* PROBLEM DESCRIPTION:
Where a line in the entries below contains the word "feature", count it. Return the total alone.

* DATASET RECORDS:
□ □ □ □

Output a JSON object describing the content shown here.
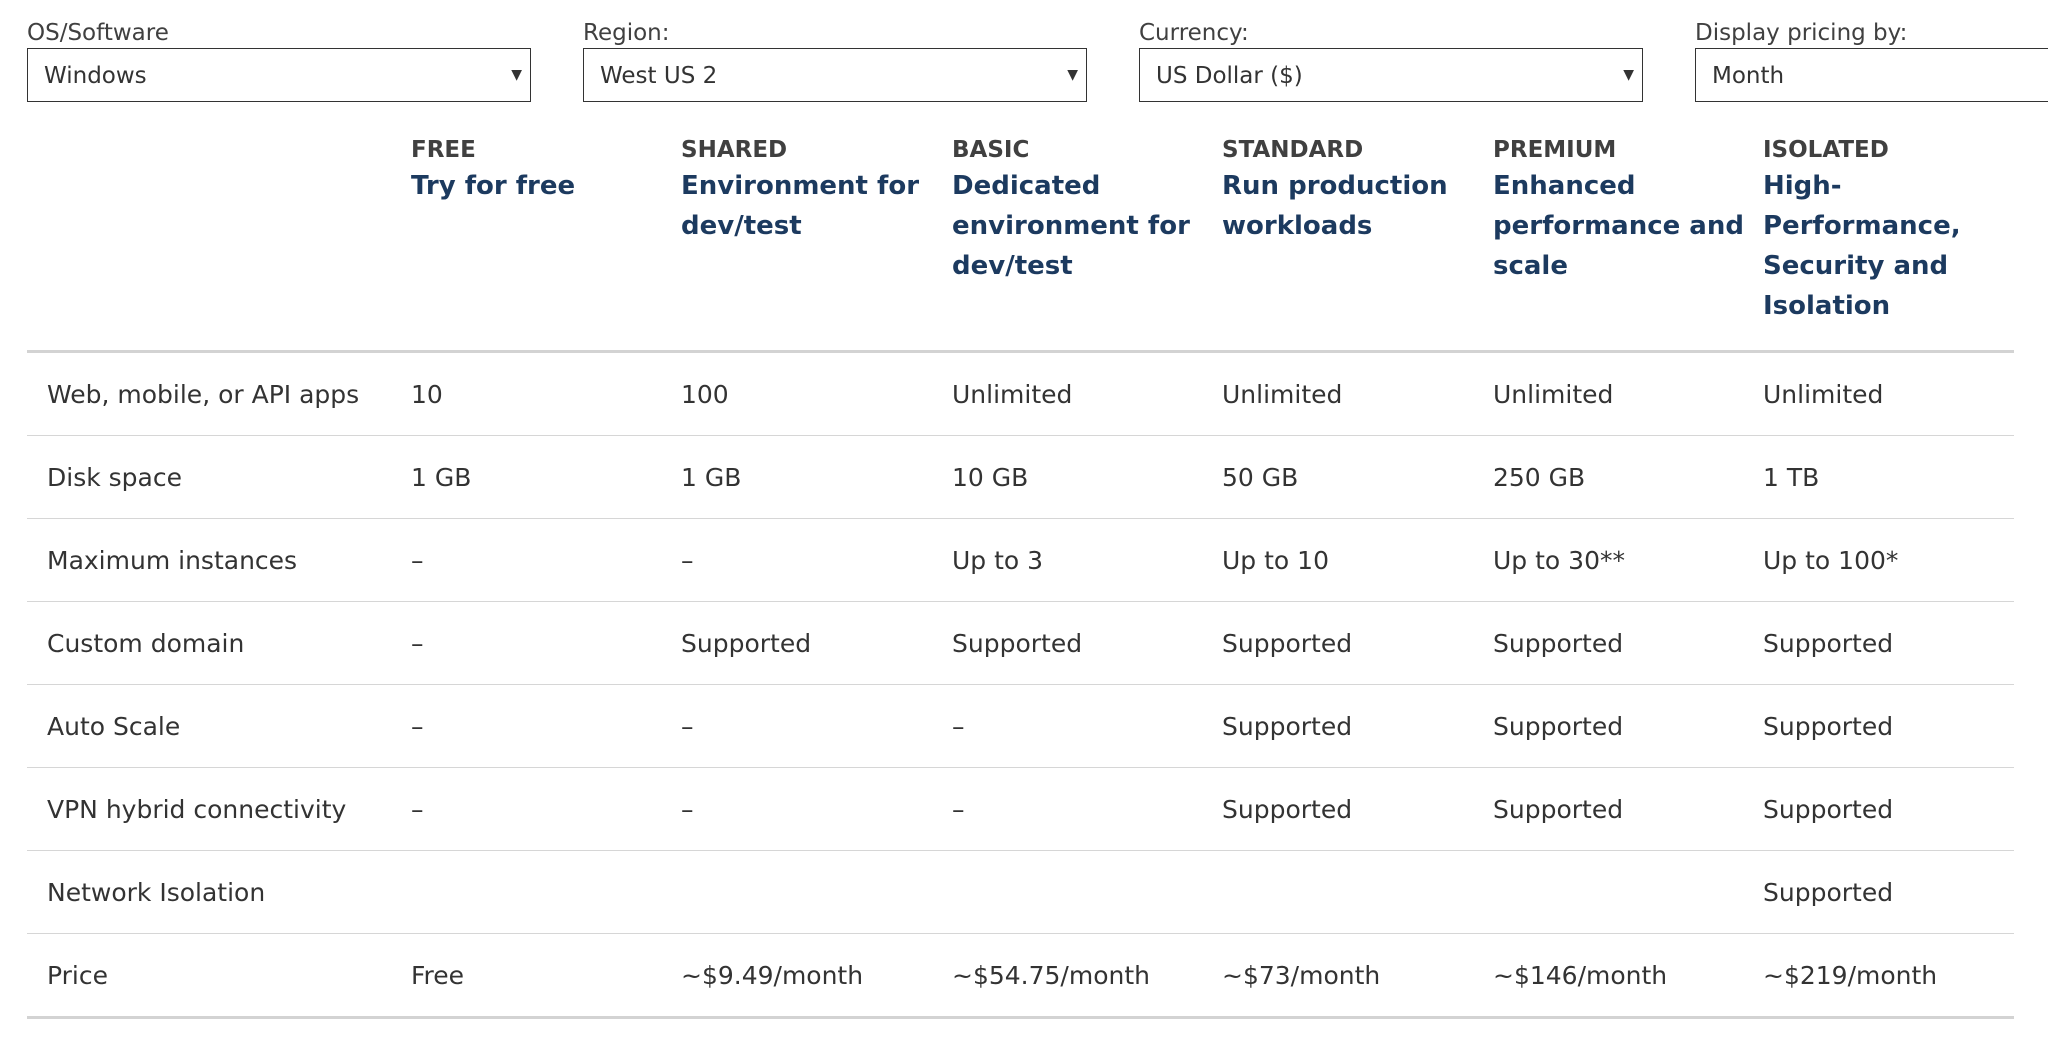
{
  "filters": {
    "os": {
      "label": "OS/Software",
      "value": "Windows"
    },
    "region": {
      "label": "Region:",
      "value": "West US 2"
    },
    "currency": {
      "label": "Currency:",
      "value": "US Dollar ($)"
    },
    "display": {
      "label": "Display pricing by:",
      "value": "Month"
    }
  },
  "tiers": [
    {
      "name": "FREE",
      "desc": "Try for free"
    },
    {
      "name": "SHARED",
      "desc": "Environment for dev/test"
    },
    {
      "name": "BASIC",
      "desc": "Dedicated environment for dev/test"
    },
    {
      "name": "STANDARD",
      "desc": "Run production workloads"
    },
    {
      "name": "PREMIUM",
      "desc": "Enhanced performance and scale"
    },
    {
      "name": "ISOLATED",
      "desc": "High-Performance, Security and Isolation"
    }
  ],
  "rows": [
    {
      "feature": "Web, mobile, or API apps",
      "values": [
        "10",
        "100",
        "Unlimited",
        "Unlimited",
        "Unlimited",
        "Unlimited"
      ]
    },
    {
      "feature": "Disk space",
      "values": [
        "1 GB",
        "1 GB",
        "10 GB",
        "50 GB",
        "250 GB",
        "1 TB"
      ]
    },
    {
      "feature": "Maximum instances",
      "values": [
        "–",
        "–",
        "Up to 3",
        "Up to 10",
        "Up to 30**",
        "Up to 100*"
      ]
    },
    {
      "feature": "Custom domain",
      "values": [
        "–",
        "Supported",
        "Supported",
        "Supported",
        "Supported",
        "Supported"
      ]
    },
    {
      "feature": "Auto Scale",
      "values": [
        "–",
        "–",
        "–",
        "Supported",
        "Supported",
        "Supported"
      ]
    },
    {
      "feature": "VPN hybrid connectivity",
      "values": [
        "–",
        "–",
        "–",
        "Supported",
        "Supported",
        "Supported"
      ]
    },
    {
      "feature": "Network Isolation",
      "values": [
        "",
        "",
        "",
        "",
        "",
        "Supported"
      ]
    },
    {
      "feature": "Price",
      "values": [
        "Free",
        "~$9.49/month",
        "~$54.75/month",
        "~$73/month",
        "~$146/month",
        "~$219/month"
      ]
    }
  ]
}
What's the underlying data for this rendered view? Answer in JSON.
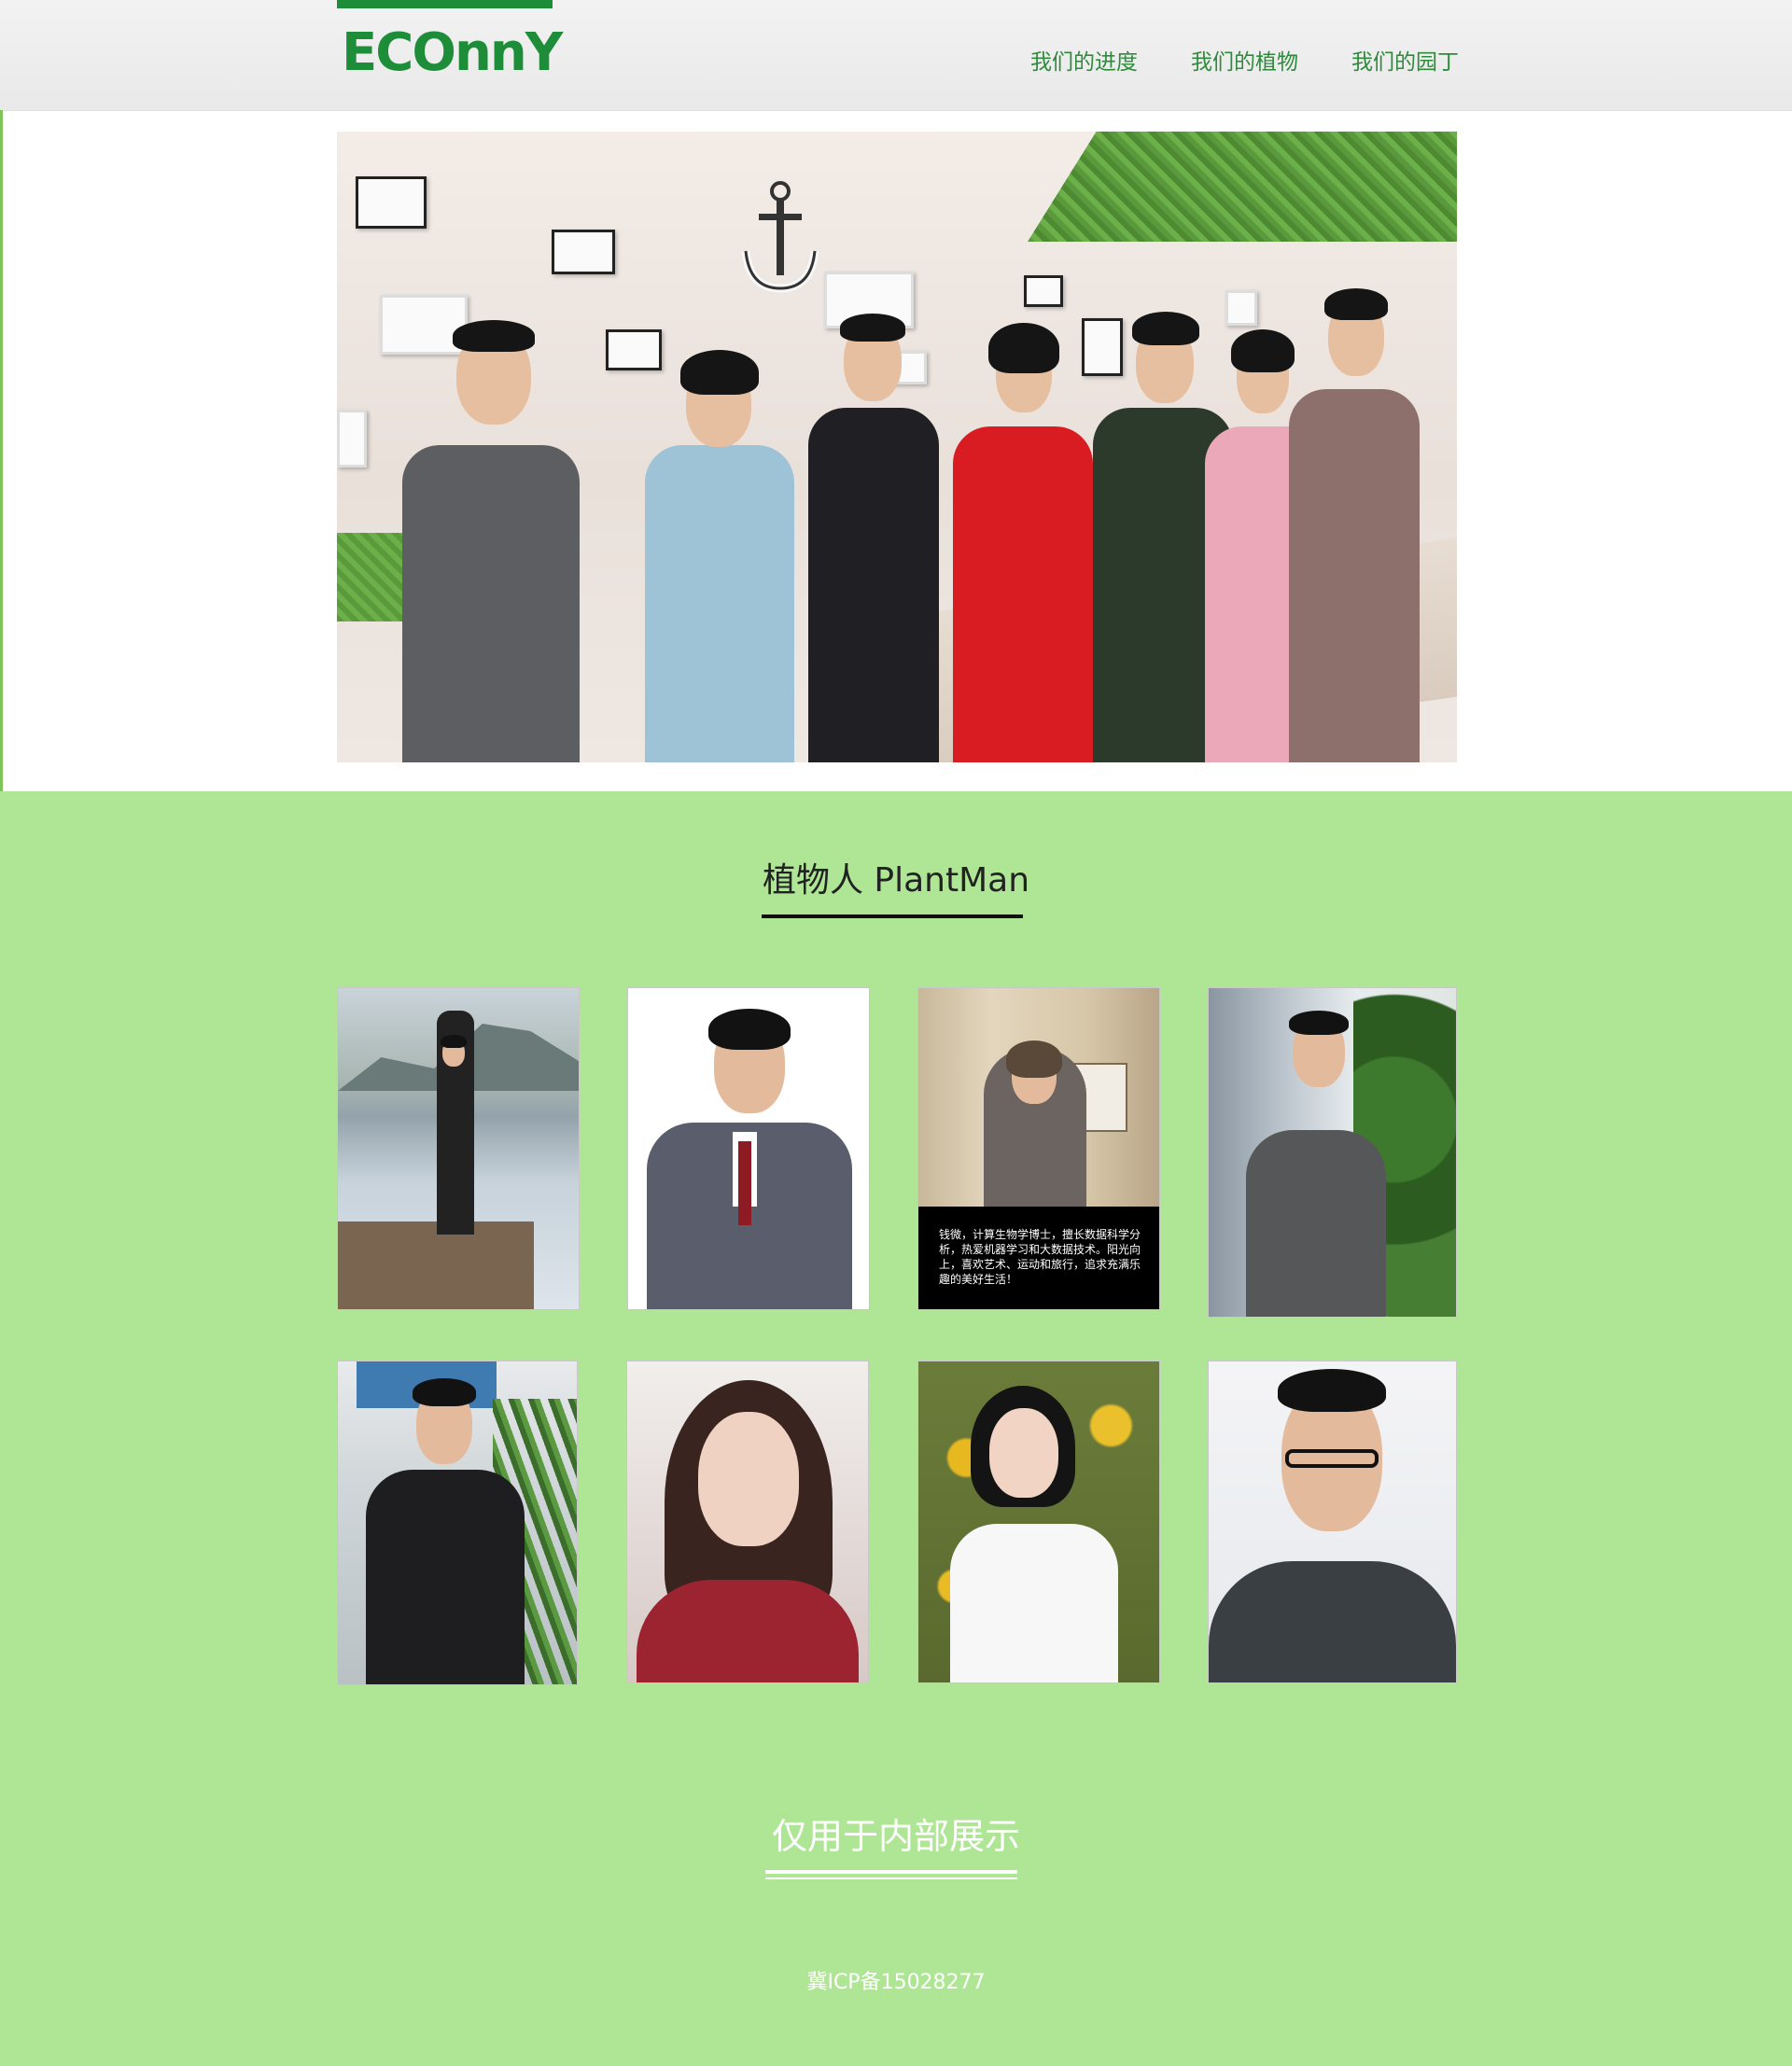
{
  "header": {
    "logo_text": "ECOnnY",
    "brand_color": "#1e8d3a",
    "nav": [
      {
        "label": "我们的进度"
      },
      {
        "label": "我们的植物"
      },
      {
        "label": "我们的园丁"
      }
    ]
  },
  "hero": {
    "image_name": "team-group-photo"
  },
  "plantman": {
    "title": "植物人 PlantMan",
    "background_color": "#afe695",
    "members": [
      {
        "photo": "member-lake-photo"
      },
      {
        "photo": "member-suit-photo"
      },
      {
        "photo": "member-room-photo",
        "caption": "钱微，计算生物学博士，擅长数据科学分析，热爱机器学习和大数据技术。阳光向上，喜欢艺术、运动和旅行，追求充满乐趣的美好生活！"
      },
      {
        "photo": "member-office-window-photo"
      },
      {
        "photo": "member-office-plant-photo"
      },
      {
        "photo": "member-selfie-red-photo"
      },
      {
        "photo": "member-flowers-photo"
      },
      {
        "photo": "member-selfie-glasses-photo"
      }
    ]
  },
  "footer": {
    "note": "仅用于内部展示",
    "icp": "冀ICP备15028277"
  }
}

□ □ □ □

* RESPONSE:
8